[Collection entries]
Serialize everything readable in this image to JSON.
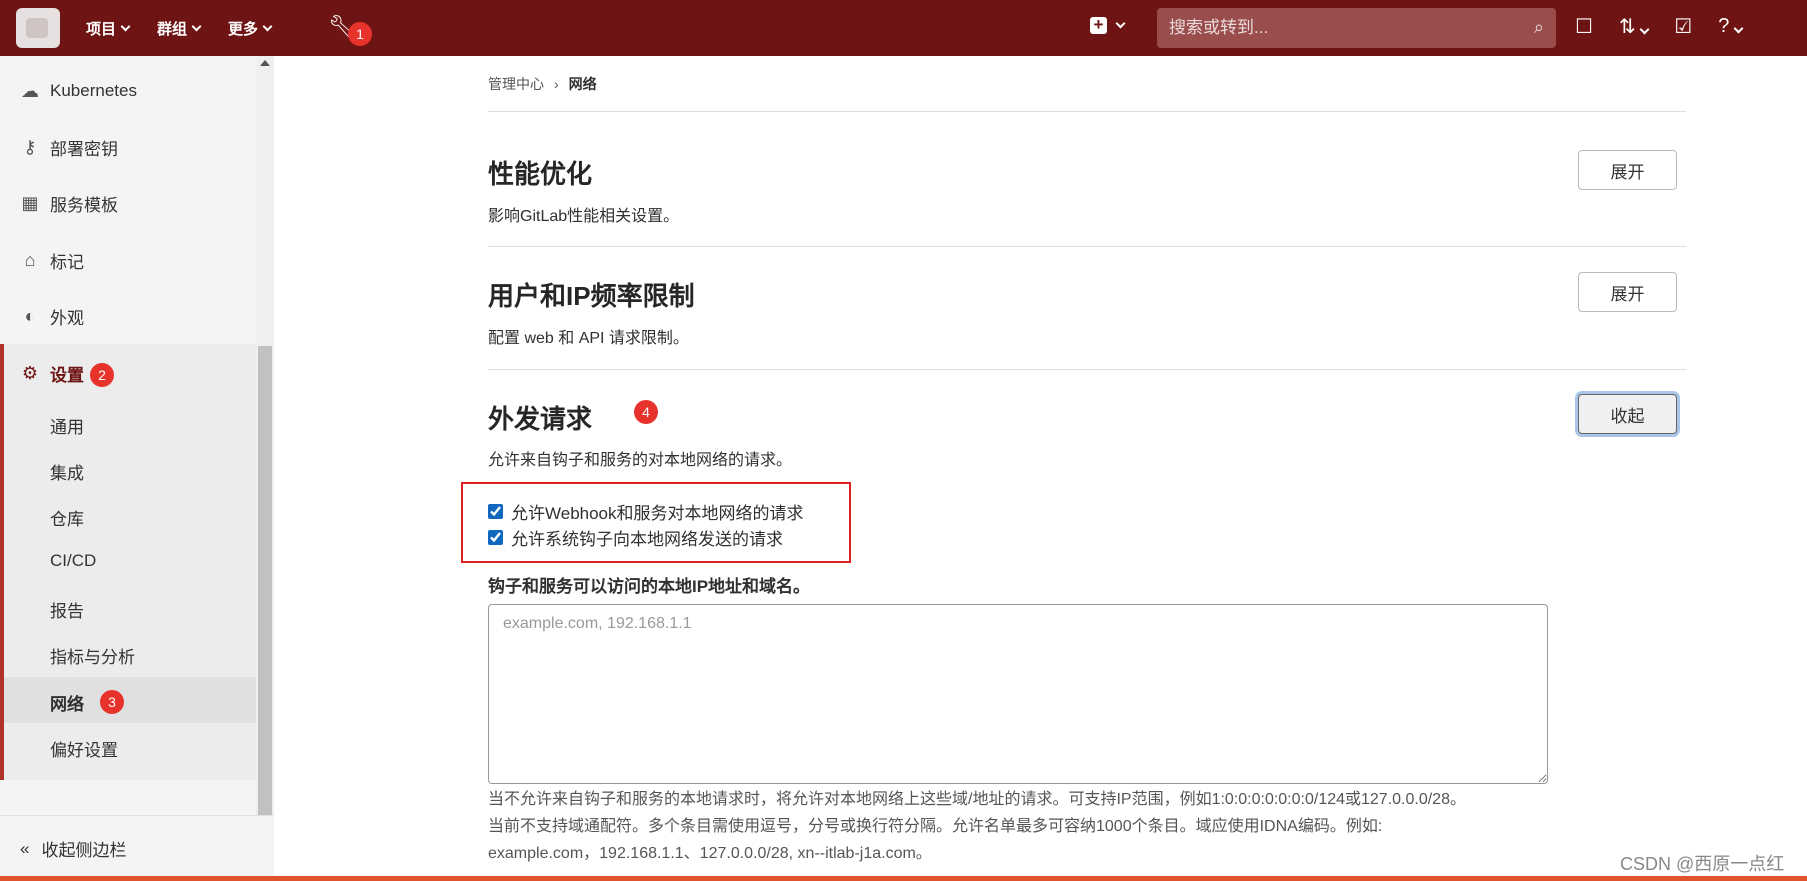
{
  "topbar": {
    "menu": [
      "项目",
      "群组",
      "更多"
    ],
    "wrench_badge": "1",
    "search_placeholder": "搜索或转到..."
  },
  "sidebar": {
    "items": [
      {
        "label": "Kubernetes",
        "icon": "cloud-icon"
      },
      {
        "label": "部署密钥",
        "icon": "key-icon"
      },
      {
        "label": "服务模板",
        "icon": "template-icon"
      },
      {
        "label": "标记",
        "icon": "tag-icon"
      },
      {
        "label": "外观",
        "icon": "palette-icon"
      }
    ],
    "settings_label": "设置",
    "settings_badge": "2",
    "sub_items": [
      "通用",
      "集成",
      "仓库",
      "CI/CD",
      "报告",
      "指标与分析",
      "网络",
      "偏好设置"
    ],
    "network_badge": "3",
    "collapse_label": "收起侧边栏"
  },
  "breadcrumb": {
    "parent": "管理中心",
    "current": "网络"
  },
  "sections": {
    "perf": {
      "title": "性能优化",
      "desc": "影响GitLab性能相关设置。",
      "button": "展开"
    },
    "rate": {
      "title": "用户和IP频率限制",
      "desc": "配置 web 和 API 请求限制。",
      "button": "展开"
    },
    "outbound": {
      "title": "外发请求",
      "badge": "4",
      "desc": "允许来自钩子和服务的对本地网络的请求。",
      "button": "收起",
      "check1": "允许Webhook和服务对本地网络的请求",
      "check2": "允许系统钩子向本地网络发送的请求",
      "field_label": "钩子和服务可以访问的本地IP地址和域名。",
      "placeholder": "example.com, 192.168.1.1",
      "help1": "当不允许来自钩子和服务的本地请求时，将允许对本地网络上这些域/地址的请求。可支持IP范围，例如1:0:0:0:0:0:0:0/124或127.0.0.0/28。",
      "help2": "当前不支持域通配符。多个条目需使用逗号，分号或换行符分隔。允许名单最多可容纳1000个条目。域应使用IDNA编码。例如:",
      "help3": "example.com，192.168.1.1、127.0.0.0/28, xn--itlab-j1a.com。"
    }
  },
  "watermark": "CSDN @西原一点红",
  "colors": {
    "topbar": "#6e1414",
    "accent": "#b0332b",
    "badge": "#e8322c",
    "annotation": "#e02020"
  }
}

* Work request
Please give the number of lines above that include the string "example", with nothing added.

* Solution
2